#### Problem statement
Exact reproduction of all the data is required, with pictures excluded.

[Data about app and page elements]
_ _ _ _ _

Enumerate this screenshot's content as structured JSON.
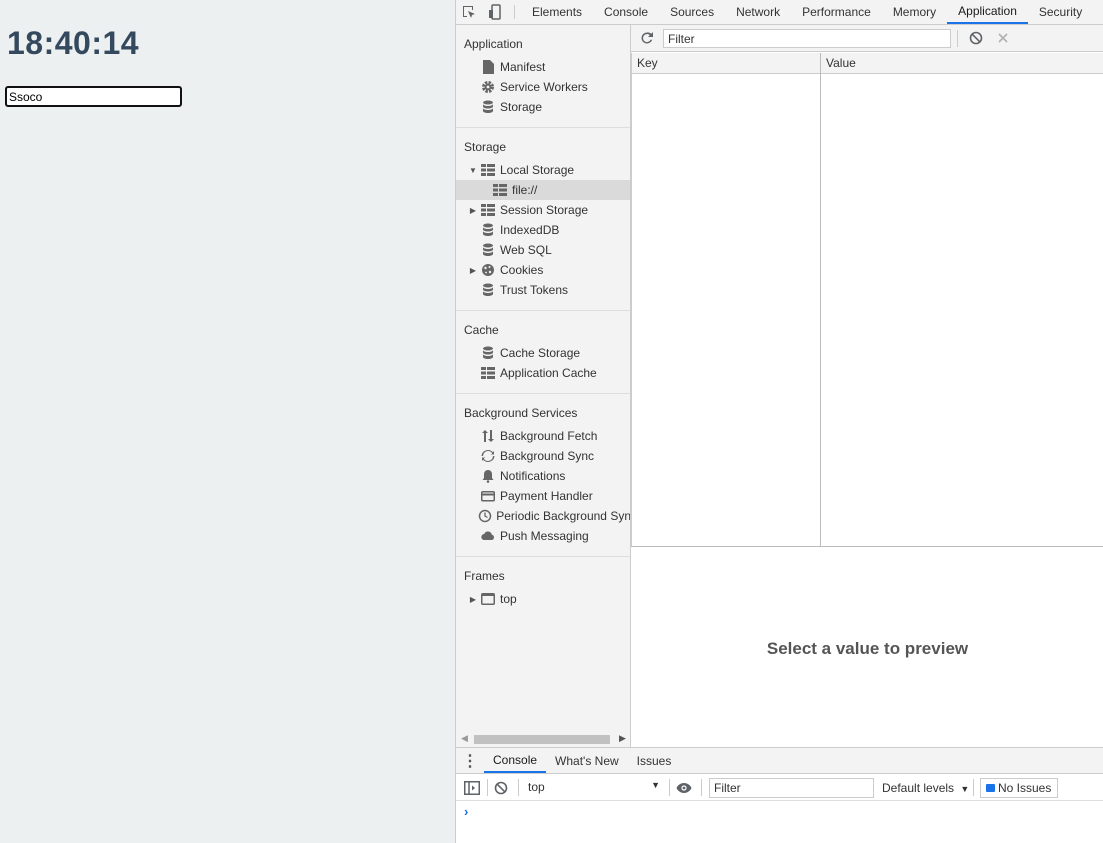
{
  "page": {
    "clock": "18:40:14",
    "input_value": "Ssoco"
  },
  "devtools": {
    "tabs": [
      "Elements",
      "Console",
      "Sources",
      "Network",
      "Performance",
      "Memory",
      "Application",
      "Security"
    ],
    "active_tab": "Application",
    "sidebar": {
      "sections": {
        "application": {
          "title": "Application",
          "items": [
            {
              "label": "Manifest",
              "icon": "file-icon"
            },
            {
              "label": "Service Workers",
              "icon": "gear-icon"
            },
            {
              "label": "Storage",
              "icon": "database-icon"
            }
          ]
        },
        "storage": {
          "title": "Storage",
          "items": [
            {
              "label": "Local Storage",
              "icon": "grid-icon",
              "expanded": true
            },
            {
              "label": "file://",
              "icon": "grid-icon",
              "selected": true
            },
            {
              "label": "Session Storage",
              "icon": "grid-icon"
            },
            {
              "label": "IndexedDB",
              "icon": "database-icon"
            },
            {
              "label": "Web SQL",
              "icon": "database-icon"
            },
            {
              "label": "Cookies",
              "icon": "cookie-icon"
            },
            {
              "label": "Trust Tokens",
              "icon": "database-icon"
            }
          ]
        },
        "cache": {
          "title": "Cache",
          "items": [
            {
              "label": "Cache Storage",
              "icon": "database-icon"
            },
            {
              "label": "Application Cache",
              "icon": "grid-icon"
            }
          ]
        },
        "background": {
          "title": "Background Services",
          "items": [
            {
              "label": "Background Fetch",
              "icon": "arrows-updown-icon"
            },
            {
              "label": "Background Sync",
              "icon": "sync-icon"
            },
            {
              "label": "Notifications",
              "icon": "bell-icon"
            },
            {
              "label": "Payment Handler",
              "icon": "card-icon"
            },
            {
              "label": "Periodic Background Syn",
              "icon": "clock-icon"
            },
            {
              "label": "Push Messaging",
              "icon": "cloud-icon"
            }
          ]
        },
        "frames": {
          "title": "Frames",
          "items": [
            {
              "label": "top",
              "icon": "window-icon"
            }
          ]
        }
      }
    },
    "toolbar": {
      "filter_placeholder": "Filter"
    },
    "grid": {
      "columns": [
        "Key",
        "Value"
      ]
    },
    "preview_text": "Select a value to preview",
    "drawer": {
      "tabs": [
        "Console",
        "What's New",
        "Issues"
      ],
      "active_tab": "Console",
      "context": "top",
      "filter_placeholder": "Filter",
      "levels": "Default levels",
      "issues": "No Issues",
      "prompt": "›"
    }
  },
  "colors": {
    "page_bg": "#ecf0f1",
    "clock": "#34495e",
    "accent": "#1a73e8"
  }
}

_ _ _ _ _

#### Answer box
Enumerate this screenshot's content as structured JSON.
{
  "page": {
    "clock": "18:40:14",
    "input_value": "Ssoco"
  },
  "devtools": {
    "tabs": [
      "Elements",
      "Console",
      "Sources",
      "Network",
      "Performance",
      "Memory",
      "Application",
      "Security"
    ],
    "active_tab": "Application",
    "sidebar": {
      "sections": {
        "application": {
          "title": "Application",
          "items": [
            {
              "label": "Manifest",
              "icon": "file-icon"
            },
            {
              "label": "Service Workers",
              "icon": "gear-icon"
            },
            {
              "label": "Storage",
              "icon": "database-icon"
            }
          ]
        },
        "storage": {
          "title": "Storage",
          "items": [
            {
              "label": "Local Storage",
              "icon": "grid-icon",
              "expanded": true
            },
            {
              "label": "file://",
              "icon": "grid-icon",
              "selected": true
            },
            {
              "label": "Session Storage",
              "icon": "grid-icon"
            },
            {
              "label": "IndexedDB",
              "icon": "database-icon"
            },
            {
              "label": "Web SQL",
              "icon": "database-icon"
            },
            {
              "label": "Cookies",
              "icon": "cookie-icon"
            },
            {
              "label": "Trust Tokens",
              "icon": "database-icon"
            }
          ]
        },
        "cache": {
          "title": "Cache",
          "items": [
            {
              "label": "Cache Storage",
              "icon": "database-icon"
            },
            {
              "label": "Application Cache",
              "icon": "grid-icon"
            }
          ]
        },
        "background": {
          "title": "Background Services",
          "items": [
            {
              "label": "Background Fetch",
              "icon": "arrows-updown-icon"
            },
            {
              "label": "Background Sync",
              "icon": "sync-icon"
            },
            {
              "label": "Notifications",
              "icon": "bell-icon"
            },
            {
              "label": "Payment Handler",
              "icon": "card-icon"
            },
            {
              "label": "Periodic Background Syn",
              "icon": "clock-icon"
            },
            {
              "label": "Push Messaging",
              "icon": "cloud-icon"
            }
          ]
        },
        "frames": {
          "title": "Frames",
          "items": [
            {
              "label": "top",
              "icon": "window-icon"
            }
          ]
        }
      }
    },
    "toolbar": {
      "filter_placeholder": "Filter"
    },
    "grid": {
      "columns": [
        "Key",
        "Value"
      ]
    },
    "preview_text": "Select a value to preview",
    "drawer": {
      "tabs": [
        "Console",
        "What's New",
        "Issues"
      ],
      "active_tab": "Console",
      "context": "top",
      "filter_placeholder": "Filter",
      "levels": "Default levels",
      "issues": "No Issues",
      "prompt": "›"
    }
  },
  "colors": {
    "page_bg": "#ecf0f1",
    "clock": "#34495e",
    "accent": "#1a73e8"
  }
}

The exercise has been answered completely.